START Source material

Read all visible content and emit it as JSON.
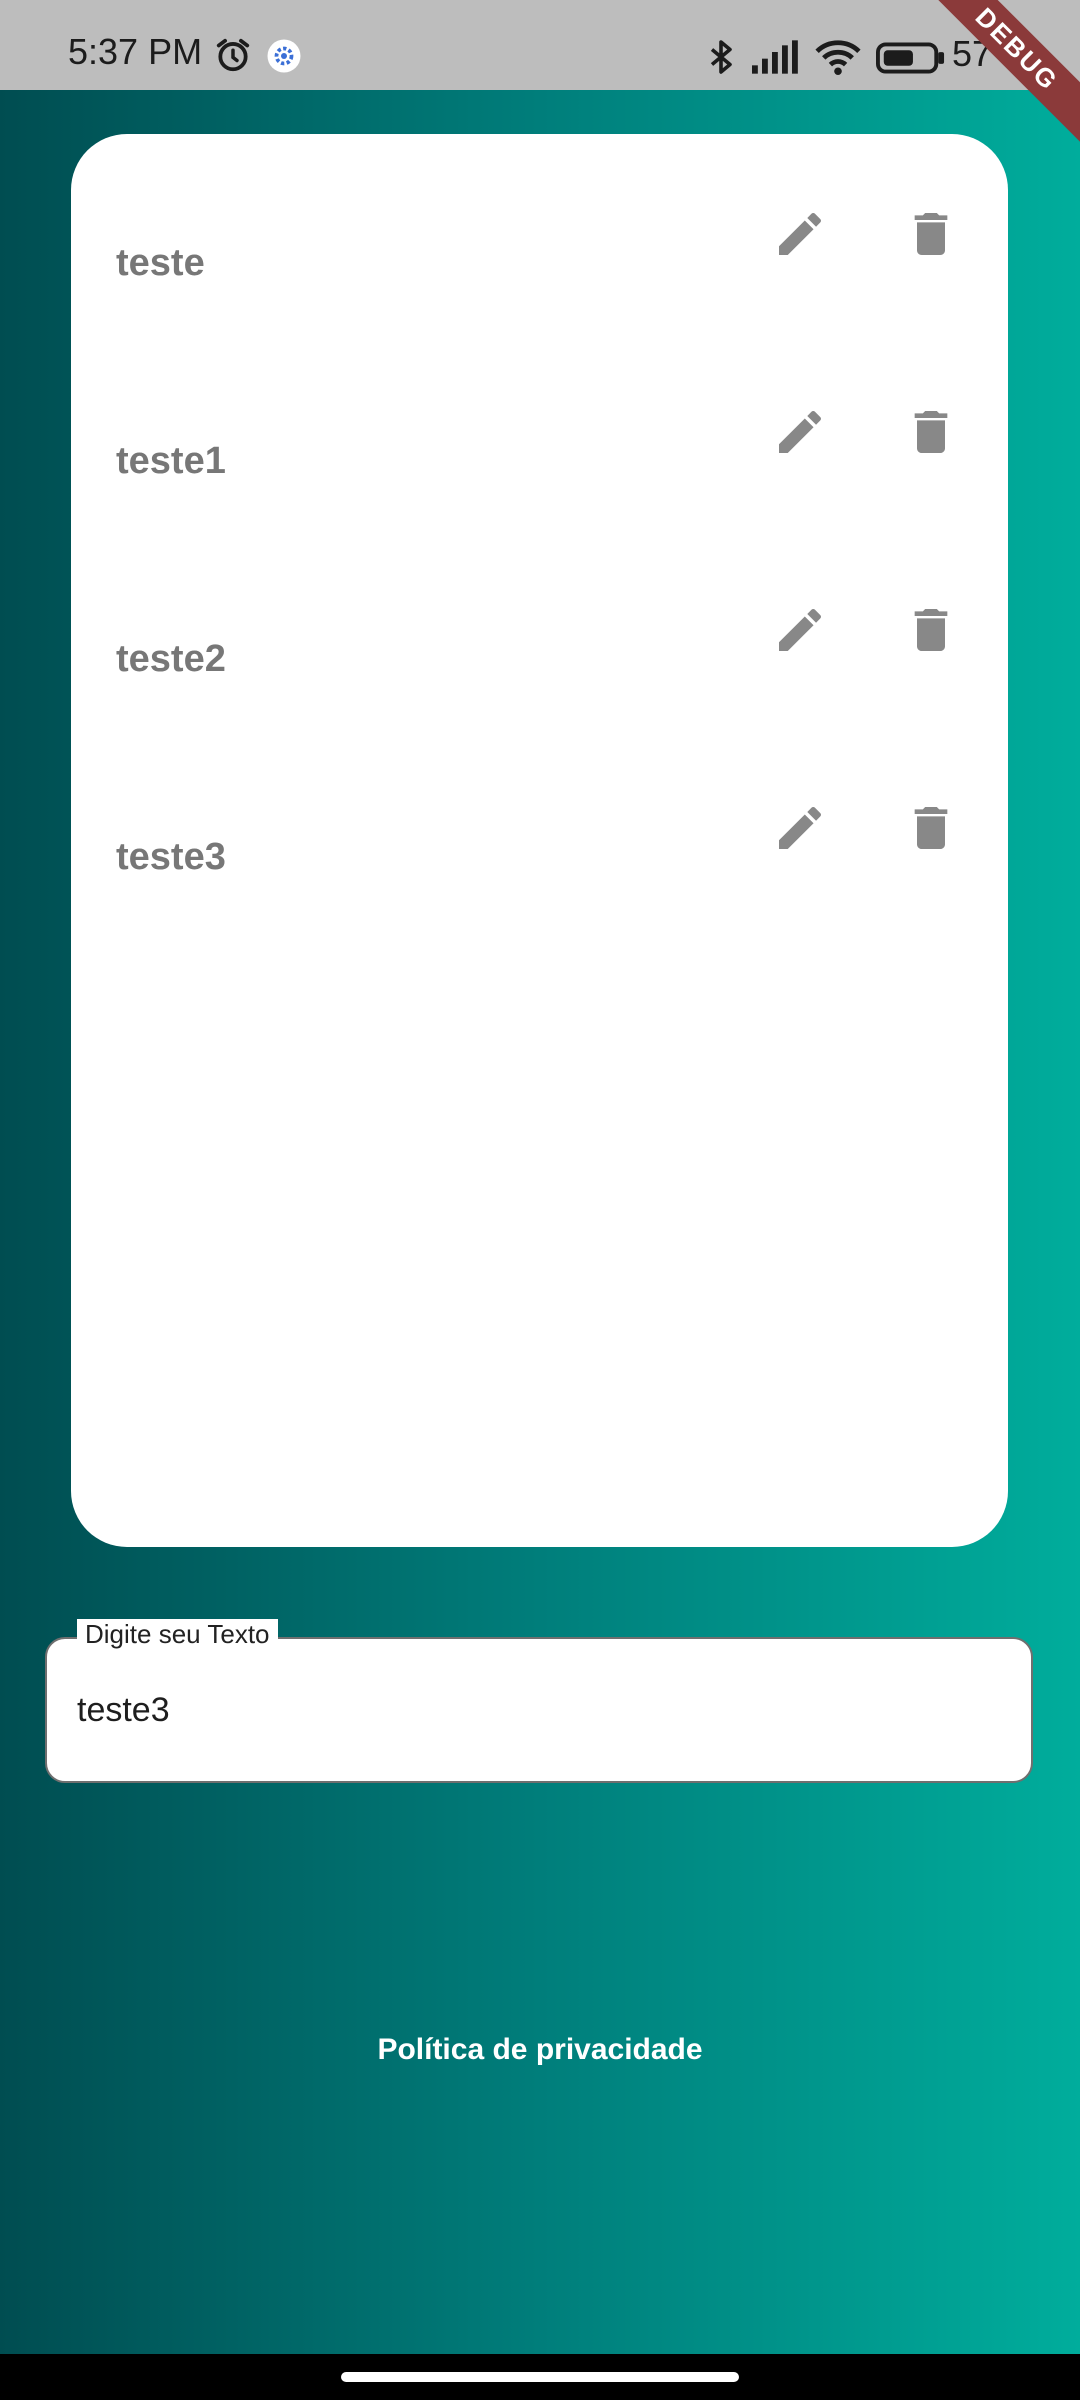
{
  "status_bar": {
    "time": "5:37 PM",
    "battery_text": "57",
    "icons": [
      "alarm-icon",
      "settings-notification-icon",
      "bluetooth-icon",
      "signal-icon",
      "wifi-icon",
      "battery-icon"
    ]
  },
  "debug_banner": "DEBUG",
  "list": {
    "items": [
      {
        "label": "teste",
        "edit_icon": "pencil-icon",
        "delete_icon": "trash-icon"
      },
      {
        "label": "teste1",
        "edit_icon": "pencil-icon",
        "delete_icon": "trash-icon"
      },
      {
        "label": "teste2",
        "edit_icon": "pencil-icon",
        "delete_icon": "trash-icon"
      },
      {
        "label": "teste3",
        "edit_icon": "pencil-icon",
        "delete_icon": "trash-icon"
      }
    ]
  },
  "input": {
    "label": "Digite seu Texto",
    "value": "teste3"
  },
  "footer": {
    "privacy_link": "Política de privacidade"
  },
  "colors": {
    "gradient_start": "#004d51",
    "gradient_end": "#00ad9c",
    "icon_gray": "#888888",
    "item_text": "#777777",
    "debug_ribbon": "#8b3a3a"
  }
}
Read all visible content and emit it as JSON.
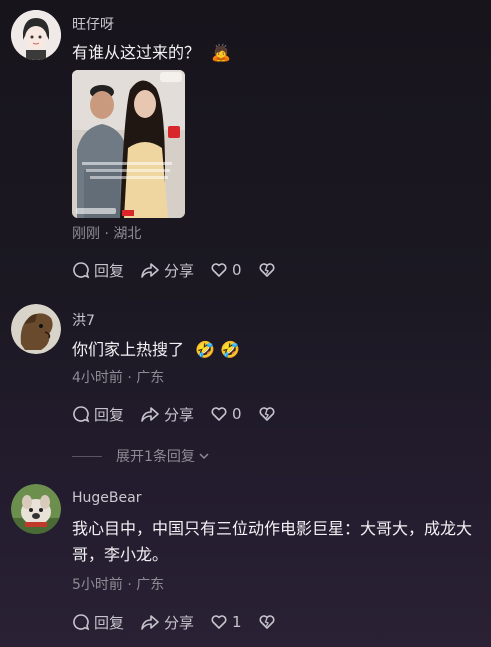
{
  "comments": [
    {
      "username": "旺仔呀",
      "text": "有谁从这过来的？",
      "emoji": "🙇",
      "meta": "刚刚 · 湖北",
      "actions": {
        "reply": "回复",
        "share": "分享",
        "likes": "0"
      }
    },
    {
      "username": "洪7",
      "text": "你们家上热搜了",
      "emoji": "🤣 🤣",
      "meta": "4小时前 · 广东",
      "actions": {
        "reply": "回复",
        "share": "分享",
        "likes": "0"
      },
      "expand": "展开1条回复"
    },
    {
      "username": "HugeBear",
      "text": "我心目中，中国只有三位动作电影巨星：大哥大，成龙大哥，李小龙。",
      "meta": "5小时前 · 广东",
      "actions": {
        "reply": "回复",
        "share": "分享",
        "likes": "1"
      }
    }
  ],
  "colors": {
    "background": "#1b1822",
    "text_primary": "#f2f2f4",
    "text_secondary": "#8e8b94"
  },
  "icons": [
    "comment-bubble-icon",
    "share-arrow-icon",
    "heart-icon",
    "dislike-heart-icon",
    "chevron-down-icon"
  ]
}
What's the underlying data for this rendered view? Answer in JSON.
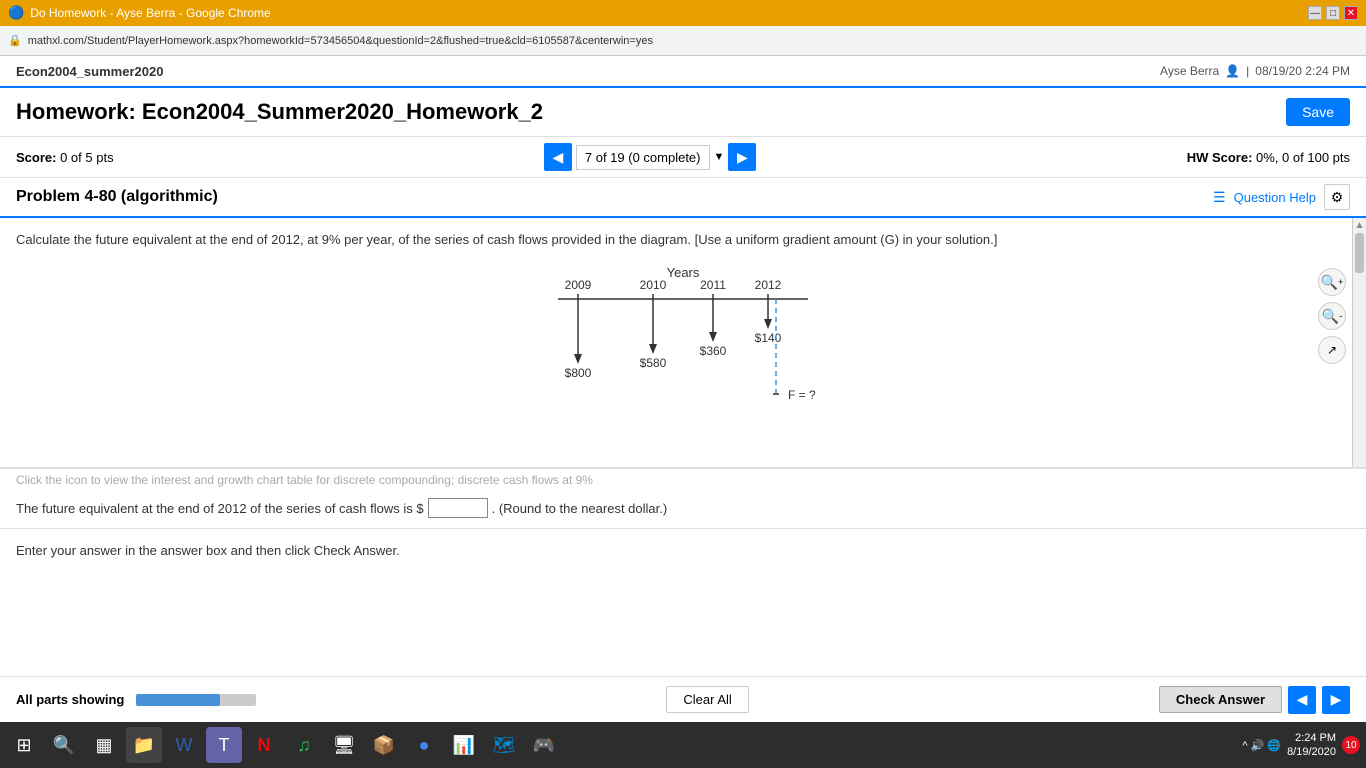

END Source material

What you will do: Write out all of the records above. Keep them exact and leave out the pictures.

Expected answer:
Read all visible content and emit it as JSON.
{
  "status_bar": {
    "time": "5:37 PM",
    "battery_text": "57",
    "icons": [
      "alarm-icon",
      "settings-notification-icon",
      "bluetooth-icon",
      "signal-icon",
      "wifi-icon",
      "battery-icon"
    ]
  },
  "debug_banner": "DEBUG",
  "list": {
    "items": [
      {
        "label": "teste",
        "edit_icon": "pencil-icon",
        "delete_icon": "trash-icon"
      },
      {
        "label": "teste1",
        "edit_icon": "pencil-icon",
        "delete_icon": "trash-icon"
      },
      {
        "label": "teste2",
        "edit_icon": "pencil-icon",
        "delete_icon": "trash-icon"
      },
      {
        "label": "teste3",
        "edit_icon": "pencil-icon",
        "delete_icon": "trash-icon"
      }
    ]
  },
  "input": {
    "label": "Digite seu Texto",
    "value": "teste3"
  },
  "footer": {
    "privacy_link": "Política de privacidade"
  },
  "colors": {
    "gradient_start": "#004d51",
    "gradient_end": "#00ad9c",
    "icon_gray": "#888888",
    "item_text": "#777777",
    "debug_ribbon": "#8b3a3a"
  }
}
Read all visible content and emit it as JSON.
{
  "comments": [
    {
      "username": "旺仔呀",
      "text": "有谁从这过来的？",
      "emoji": "🙇",
      "meta": "刚刚 · 湖北",
      "actions": {
        "reply": "回复",
        "share": "分享",
        "likes": "0"
      }
    },
    {
      "username": "洪7",
      "text": "你们家上热搜了",
      "emoji": "🤣 🤣",
      "meta": "4小时前 · 广东",
      "actions": {
        "reply": "回复",
        "share": "分享",
        "likes": "0"
      },
      "expand": "展开1条回复"
    },
    {
      "username": "HugeBear",
      "text": "我心目中，中国只有三位动作电影巨星：大哥大，成龙大哥，李小龙。",
      "meta": "5小时前 · 广东",
      "actions": {
        "reply": "回复",
        "share": "分享",
        "likes": "1"
      }
    }
  ],
  "colors": {
    "background": "#1b1822",
    "text_primary": "#f2f2f4",
    "text_secondary": "#8e8b94"
  },
  "icons": [
    "comment-bubble-icon",
    "share-arrow-icon",
    "heart-icon",
    "dislike-heart-icon",
    "chevron-down-icon"
  ]
}
What's the underlying data for this rendered view? Answer in JSON.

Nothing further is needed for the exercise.